The whole system is geared in fact to drive towards greater and greater consumption of goods.  Take, for instance, a dining set.  In my grandparents time that was something they saved half a lifetime for and handed down to the next three generations.  In our time, every married couple wants to buy at LEAST one of their own.  And they can because competition has driven price down to where they can do that.

Unfortunately, decreased prices leave the maker of that dining room set in an awkward position.  Some goods are by their nature consumable, such as food.  In order to produce dining sets that cost less, the producer must sell more of them over his life time in order to be able to continue to buy food for his family.  The market for non-consumables is constrained to the number of customers there are. This inevitably drives that dining set towards "consumable" status, because that is the only way to sell enough of them to pay for all the consumables the producer must purcahse to live.  (A related effect also drives the quality down since each dinign set must be produced more cheaply to produce a profit.   This further adds to the consumable nature of the product.)

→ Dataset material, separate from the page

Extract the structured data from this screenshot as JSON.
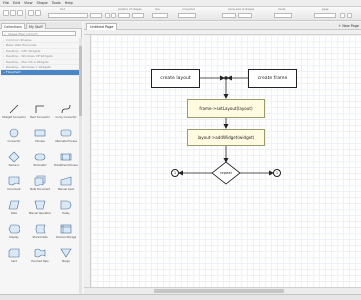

In the end, Capitalism drives more and more resources to be used up faster and faster. This is inevitable.  Moving to so called "renewable resources" where possible reduces the impact some what but it will never be possible to have a capitalist economy based 100% on renewable resources.

The only way out of the viciuous cycle is to stop consuming things that can be non-consumables.  And the only way to stop that consumption is to stop having to pay for consumables in our lives.  And that leads to a totally different economic model.  One where real needs are met directly by society, not through an artificial mechanism of stored purchasing power.

No comments: